* **What you are asked to do**: All lines of the records below that contain the word "JSON" must be listed.

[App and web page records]
******

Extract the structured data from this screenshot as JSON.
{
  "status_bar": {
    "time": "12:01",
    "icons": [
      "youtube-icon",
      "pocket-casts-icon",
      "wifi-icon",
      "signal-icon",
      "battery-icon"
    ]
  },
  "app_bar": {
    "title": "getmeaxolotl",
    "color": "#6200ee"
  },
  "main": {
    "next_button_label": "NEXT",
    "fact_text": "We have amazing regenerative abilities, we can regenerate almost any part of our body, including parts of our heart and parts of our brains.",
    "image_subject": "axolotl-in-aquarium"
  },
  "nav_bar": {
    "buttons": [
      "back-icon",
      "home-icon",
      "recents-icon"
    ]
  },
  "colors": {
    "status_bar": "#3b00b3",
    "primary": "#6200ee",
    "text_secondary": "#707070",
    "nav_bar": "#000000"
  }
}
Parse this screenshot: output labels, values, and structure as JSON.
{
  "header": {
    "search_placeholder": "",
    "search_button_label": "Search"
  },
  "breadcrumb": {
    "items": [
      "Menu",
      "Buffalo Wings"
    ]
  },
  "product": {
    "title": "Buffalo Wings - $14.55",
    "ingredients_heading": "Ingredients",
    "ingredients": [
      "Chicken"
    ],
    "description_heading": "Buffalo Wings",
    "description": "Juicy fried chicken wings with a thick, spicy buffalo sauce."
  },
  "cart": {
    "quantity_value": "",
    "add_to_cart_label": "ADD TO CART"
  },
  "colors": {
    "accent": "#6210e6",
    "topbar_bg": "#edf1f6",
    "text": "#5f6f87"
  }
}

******

* **Solution**:
Extract the structured data from this screenshot as JSON.
Parse this screenshot: output labels, values, and structure as JSON.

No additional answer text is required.